Some questions which arise in Coronado’s case include whether he intended that his demonstration would be used to further an act of violence, and whether his intent, whatever it was, meets the Brandenburg clear and present danger test. The mixed audience he was apparently speaking to hardly seems to have been comprised of the glazed-over Manchurian candidates the Featherston court thought it was dealing with, determined to and capable of going out and making violent revolution – if ever such a group really existed. Moreover, the steps involved in making an incendiary device from readily available materials such as a plastic jug and gasoline hardly constitute an opaque science. It may turn out that “destructive device” is too vague a term to satisfy due process standards, if it includes such simple to construct.

The one thing we know for sure is what the government has already told us: “This trial [isn’t] about Rod Coronado being a terrorist.”

Ben Rosenfeld, Civil Rights Attorney

San Francisco

[1] In legal parlance, “speech” includes expressive conduct.

[2] See press release at http://www.usdoj.gov/usao/cas/pr/cas60222.1.pdf

[3] See article in San Diego Union-Tribune, reporting that law has only been used four times: http://www.signonsandiego.com/news/metro/20060223-9999-1m23rod.html

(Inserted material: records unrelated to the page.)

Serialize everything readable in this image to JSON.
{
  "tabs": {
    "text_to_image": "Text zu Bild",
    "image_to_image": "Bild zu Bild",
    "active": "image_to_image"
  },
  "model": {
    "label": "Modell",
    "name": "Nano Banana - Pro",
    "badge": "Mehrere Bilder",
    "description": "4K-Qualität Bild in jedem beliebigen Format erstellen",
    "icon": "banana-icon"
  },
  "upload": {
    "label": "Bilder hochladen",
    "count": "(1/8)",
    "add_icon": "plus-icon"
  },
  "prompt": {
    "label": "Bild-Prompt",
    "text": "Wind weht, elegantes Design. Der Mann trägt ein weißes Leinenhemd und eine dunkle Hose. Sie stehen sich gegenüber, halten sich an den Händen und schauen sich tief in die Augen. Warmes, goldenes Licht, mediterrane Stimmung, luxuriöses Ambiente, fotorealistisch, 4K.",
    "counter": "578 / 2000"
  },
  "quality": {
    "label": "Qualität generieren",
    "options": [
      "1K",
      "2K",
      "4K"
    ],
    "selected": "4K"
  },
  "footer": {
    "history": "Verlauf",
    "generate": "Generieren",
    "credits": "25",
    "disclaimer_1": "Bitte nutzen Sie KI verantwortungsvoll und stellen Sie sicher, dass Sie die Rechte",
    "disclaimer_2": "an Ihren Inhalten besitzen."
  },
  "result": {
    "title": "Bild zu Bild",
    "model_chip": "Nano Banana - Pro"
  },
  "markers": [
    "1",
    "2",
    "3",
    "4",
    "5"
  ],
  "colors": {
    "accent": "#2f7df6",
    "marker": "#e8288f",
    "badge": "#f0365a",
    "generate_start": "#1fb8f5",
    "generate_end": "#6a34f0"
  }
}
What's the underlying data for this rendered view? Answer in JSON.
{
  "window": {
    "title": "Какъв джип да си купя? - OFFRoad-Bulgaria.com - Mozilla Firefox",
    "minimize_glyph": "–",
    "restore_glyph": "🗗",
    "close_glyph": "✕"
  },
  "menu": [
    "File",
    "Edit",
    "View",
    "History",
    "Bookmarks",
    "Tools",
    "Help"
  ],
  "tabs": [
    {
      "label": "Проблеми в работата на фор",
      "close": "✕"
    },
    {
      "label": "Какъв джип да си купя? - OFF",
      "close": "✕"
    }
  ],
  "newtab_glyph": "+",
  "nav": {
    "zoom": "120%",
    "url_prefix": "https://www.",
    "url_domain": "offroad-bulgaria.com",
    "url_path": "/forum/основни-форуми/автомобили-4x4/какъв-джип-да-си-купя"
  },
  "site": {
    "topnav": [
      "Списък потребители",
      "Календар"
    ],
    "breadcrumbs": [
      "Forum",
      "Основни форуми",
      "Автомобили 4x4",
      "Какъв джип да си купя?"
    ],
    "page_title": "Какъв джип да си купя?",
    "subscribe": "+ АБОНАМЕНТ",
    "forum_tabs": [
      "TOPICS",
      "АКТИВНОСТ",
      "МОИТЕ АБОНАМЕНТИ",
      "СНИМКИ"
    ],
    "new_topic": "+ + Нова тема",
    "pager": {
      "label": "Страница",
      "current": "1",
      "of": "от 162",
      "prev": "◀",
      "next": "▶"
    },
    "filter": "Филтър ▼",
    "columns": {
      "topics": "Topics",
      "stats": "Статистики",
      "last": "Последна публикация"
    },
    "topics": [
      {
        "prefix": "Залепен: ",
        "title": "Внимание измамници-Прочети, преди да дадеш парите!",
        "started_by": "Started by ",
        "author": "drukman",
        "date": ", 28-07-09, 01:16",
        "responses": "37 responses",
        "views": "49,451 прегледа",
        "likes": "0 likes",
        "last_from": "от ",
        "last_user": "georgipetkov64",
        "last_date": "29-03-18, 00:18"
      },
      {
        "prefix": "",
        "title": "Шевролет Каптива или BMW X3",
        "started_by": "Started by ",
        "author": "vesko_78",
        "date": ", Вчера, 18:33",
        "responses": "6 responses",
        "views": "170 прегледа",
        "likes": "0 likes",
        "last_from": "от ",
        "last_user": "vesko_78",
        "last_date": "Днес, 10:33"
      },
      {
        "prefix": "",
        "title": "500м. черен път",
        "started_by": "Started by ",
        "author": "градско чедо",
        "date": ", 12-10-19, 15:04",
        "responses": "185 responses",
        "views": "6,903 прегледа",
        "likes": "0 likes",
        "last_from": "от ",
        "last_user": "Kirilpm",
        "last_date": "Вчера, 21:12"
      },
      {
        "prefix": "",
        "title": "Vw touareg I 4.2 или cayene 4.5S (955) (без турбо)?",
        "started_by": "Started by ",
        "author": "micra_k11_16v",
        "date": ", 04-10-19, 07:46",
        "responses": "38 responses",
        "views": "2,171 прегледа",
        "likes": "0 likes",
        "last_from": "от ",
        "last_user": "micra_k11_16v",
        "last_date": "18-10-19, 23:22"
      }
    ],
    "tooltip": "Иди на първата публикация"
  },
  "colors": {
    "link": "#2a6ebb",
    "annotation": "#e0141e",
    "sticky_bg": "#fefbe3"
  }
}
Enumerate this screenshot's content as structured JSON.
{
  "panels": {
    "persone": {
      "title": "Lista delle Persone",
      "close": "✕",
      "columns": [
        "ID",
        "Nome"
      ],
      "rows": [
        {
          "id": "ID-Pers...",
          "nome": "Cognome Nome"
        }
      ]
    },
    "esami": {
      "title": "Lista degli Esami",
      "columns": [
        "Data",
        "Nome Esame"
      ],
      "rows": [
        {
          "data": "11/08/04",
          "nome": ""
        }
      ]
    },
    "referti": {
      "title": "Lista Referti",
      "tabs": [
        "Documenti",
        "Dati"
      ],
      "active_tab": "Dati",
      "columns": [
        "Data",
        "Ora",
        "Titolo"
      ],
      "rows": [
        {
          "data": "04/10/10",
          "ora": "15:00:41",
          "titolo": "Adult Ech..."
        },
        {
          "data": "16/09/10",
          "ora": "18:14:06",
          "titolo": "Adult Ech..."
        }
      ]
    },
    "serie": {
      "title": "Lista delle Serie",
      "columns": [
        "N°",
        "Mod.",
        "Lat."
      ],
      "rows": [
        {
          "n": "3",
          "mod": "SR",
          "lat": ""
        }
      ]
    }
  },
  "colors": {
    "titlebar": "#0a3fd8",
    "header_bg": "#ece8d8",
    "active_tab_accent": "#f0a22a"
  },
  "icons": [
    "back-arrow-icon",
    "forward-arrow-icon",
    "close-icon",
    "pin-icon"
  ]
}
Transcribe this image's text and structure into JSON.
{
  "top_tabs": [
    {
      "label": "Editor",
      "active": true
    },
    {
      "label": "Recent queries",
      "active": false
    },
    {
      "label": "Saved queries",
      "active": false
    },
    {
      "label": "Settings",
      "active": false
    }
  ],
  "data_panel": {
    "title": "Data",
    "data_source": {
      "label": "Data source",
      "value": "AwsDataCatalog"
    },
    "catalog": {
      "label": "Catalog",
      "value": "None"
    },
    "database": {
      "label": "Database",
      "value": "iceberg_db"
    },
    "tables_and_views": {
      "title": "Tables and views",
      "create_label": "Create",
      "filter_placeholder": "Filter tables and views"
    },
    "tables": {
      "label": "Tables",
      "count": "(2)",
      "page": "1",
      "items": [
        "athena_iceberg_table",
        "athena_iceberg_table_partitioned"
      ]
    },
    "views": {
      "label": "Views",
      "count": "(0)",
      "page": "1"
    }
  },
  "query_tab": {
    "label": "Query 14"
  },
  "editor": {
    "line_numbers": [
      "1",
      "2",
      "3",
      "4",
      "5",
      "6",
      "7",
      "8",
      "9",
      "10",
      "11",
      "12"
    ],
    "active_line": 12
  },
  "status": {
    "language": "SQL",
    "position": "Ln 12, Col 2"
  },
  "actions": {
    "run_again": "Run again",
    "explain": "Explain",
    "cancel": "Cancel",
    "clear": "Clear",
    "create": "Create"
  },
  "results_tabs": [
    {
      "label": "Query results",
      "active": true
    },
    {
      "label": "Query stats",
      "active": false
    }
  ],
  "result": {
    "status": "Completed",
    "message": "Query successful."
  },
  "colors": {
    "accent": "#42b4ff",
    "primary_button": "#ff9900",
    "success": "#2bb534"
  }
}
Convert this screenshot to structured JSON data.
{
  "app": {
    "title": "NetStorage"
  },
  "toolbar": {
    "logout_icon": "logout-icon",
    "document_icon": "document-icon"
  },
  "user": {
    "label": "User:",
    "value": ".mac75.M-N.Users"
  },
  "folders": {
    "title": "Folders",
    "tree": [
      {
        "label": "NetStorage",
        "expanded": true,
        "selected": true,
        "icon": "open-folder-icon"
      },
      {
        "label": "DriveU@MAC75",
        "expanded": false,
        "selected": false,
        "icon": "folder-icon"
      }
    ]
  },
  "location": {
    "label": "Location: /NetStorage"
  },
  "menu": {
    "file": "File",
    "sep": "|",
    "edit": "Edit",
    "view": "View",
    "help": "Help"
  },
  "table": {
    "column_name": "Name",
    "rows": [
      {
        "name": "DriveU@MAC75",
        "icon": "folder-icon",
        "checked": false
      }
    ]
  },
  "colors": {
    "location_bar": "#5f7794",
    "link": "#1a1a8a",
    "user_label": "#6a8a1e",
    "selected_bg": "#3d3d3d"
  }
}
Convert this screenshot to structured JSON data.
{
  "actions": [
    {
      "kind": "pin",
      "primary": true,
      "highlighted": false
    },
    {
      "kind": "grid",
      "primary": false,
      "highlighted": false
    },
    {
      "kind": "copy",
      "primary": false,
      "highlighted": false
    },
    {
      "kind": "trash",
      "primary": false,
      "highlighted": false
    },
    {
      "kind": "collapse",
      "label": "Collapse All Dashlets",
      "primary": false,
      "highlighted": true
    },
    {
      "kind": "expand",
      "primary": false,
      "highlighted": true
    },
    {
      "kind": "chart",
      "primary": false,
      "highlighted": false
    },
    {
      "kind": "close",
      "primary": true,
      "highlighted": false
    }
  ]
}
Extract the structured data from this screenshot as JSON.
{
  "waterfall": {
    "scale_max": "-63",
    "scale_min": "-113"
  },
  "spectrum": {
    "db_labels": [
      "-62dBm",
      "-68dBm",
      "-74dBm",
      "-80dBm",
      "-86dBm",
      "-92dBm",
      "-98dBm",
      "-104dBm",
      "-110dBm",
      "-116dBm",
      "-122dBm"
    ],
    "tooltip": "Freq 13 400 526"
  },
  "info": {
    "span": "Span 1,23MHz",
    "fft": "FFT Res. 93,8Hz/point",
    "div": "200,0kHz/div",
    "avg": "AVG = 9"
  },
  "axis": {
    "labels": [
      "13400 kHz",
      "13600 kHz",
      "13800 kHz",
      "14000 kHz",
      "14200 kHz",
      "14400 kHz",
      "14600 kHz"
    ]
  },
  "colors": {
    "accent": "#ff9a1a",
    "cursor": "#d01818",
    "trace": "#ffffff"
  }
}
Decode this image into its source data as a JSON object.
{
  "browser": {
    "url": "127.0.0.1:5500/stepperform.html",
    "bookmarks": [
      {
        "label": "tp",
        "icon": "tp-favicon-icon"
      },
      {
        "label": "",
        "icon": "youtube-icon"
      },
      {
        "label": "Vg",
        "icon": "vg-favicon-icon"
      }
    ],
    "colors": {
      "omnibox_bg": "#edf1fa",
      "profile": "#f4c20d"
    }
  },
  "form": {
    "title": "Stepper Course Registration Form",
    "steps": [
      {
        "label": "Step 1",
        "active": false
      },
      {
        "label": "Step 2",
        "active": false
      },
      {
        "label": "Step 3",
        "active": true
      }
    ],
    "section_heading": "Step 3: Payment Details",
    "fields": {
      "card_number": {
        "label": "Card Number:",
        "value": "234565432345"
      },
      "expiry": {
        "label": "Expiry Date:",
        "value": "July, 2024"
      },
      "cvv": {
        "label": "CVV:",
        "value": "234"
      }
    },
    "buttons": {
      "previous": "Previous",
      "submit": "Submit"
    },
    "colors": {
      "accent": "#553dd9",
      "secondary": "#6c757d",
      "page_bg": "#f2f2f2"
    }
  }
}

[4] The prosecutor originally sought only a month, but the Regan-appointed Judge, Stephen V. Wilson, imposed a year, as well as a restrictive, three year term of probation which forbids Austin from associating with certain groups and individuals, and owning or using a computer.